Below are some records; output all of them exactly.

====== EXTRACTED INFORMATION ======

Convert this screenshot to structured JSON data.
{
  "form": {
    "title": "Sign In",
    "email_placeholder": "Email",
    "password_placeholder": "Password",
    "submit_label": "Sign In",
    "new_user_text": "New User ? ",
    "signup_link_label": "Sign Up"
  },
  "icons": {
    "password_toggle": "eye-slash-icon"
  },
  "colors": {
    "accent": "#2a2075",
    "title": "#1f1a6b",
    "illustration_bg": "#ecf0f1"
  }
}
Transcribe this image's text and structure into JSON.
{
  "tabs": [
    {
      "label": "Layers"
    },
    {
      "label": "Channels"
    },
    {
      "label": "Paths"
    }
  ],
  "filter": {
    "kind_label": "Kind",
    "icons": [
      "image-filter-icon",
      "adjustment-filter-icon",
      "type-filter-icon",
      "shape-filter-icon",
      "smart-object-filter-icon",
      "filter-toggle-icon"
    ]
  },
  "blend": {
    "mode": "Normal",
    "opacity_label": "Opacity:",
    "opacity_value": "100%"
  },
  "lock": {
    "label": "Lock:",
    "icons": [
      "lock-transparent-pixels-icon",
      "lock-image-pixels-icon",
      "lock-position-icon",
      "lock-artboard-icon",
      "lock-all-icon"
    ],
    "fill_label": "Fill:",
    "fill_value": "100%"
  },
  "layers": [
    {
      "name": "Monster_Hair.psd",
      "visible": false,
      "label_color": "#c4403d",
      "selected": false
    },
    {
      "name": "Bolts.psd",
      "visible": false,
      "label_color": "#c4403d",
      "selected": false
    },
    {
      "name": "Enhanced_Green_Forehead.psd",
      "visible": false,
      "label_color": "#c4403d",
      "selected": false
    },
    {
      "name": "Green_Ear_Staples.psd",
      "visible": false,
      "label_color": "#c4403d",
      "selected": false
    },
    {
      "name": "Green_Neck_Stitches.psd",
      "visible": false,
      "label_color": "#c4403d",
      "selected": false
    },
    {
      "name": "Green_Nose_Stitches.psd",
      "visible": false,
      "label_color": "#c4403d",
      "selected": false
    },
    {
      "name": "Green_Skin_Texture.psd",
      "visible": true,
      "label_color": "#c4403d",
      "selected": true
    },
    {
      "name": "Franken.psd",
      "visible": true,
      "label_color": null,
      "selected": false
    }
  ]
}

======

• FINISHED TASK:
Convert this screenshot to structured JSON data.
{
  "form": {
    "title": "Sign In",
    "email_placeholder": "Email",
    "password_placeholder": "Password",
    "submit_label": "Sign In",
    "new_user_text": "New User ? ",
    "signup_link_label": "Sign Up"
  },
  "icons": {
    "password_toggle": "eye-slash-icon"
  },
  "colors": {
    "accent": "#2a2075",
    "title": "#1f1a6b",
    "illustration_bg": "#ecf0f1"
  }
}
Transcribe this image's text and structure into JSON.
{
  "tabs": [
    {
      "label": "Layers"
    },
    {
      "label": "Channels"
    },
    {
      "label": "Paths"
    }
  ],
  "filter": {
    "kind_label": "Kind",
    "icons": [
      "image-filter-icon",
      "adjustment-filter-icon",
      "type-filter-icon",
      "shape-filter-icon",
      "smart-object-filter-icon",
      "filter-toggle-icon"
    ]
  },
  "blend": {
    "mode": "Normal",
    "opacity_label": "Opacity:",
    "opacity_value": "100%"
  },
  "lock": {
    "label": "Lock:",
    "icons": [
      "lock-transparent-pixels-icon",
      "lock-image-pixels-icon",
      "lock-position-icon",
      "lock-artboard-icon",
      "lock-all-icon"
    ],
    "fill_label": "Fill:",
    "fill_value": "100%"
  },
  "layers": [
    {
      "name": "Monster_Hair.psd",
      "visible": false,
      "label_color": "#c4403d",
      "selected": false
    },
    {
      "name": "Bolts.psd",
      "visible": false,
      "label_color": "#c4403d",
      "selected": false
    },
    {
      "name": "Enhanced_Green_Forehead.psd",
      "visible": false,
      "label_color": "#c4403d",
      "selected": false
    },
    {
      "name": "Green_Ear_Staples.psd",
      "visible": false,
      "label_color": "#c4403d",
      "selected": false
    },
    {
      "name": "Green_Neck_Stitches.psd",
      "visible": false,
      "label_color": "#c4403d",
      "selected": false
    },
    {
      "name": "Green_Nose_Stitches.psd",
      "visible": false,
      "label_color": "#c4403d",
      "selected": false
    },
    {
      "name": "Green_Skin_Texture.psd",
      "visible": true,
      "label_color": "#c4403d",
      "selected": true
    },
    {
      "name": "Franken.psd",
      "visible": true,
      "label_color": null,
      "selected": false
    }
  ]
}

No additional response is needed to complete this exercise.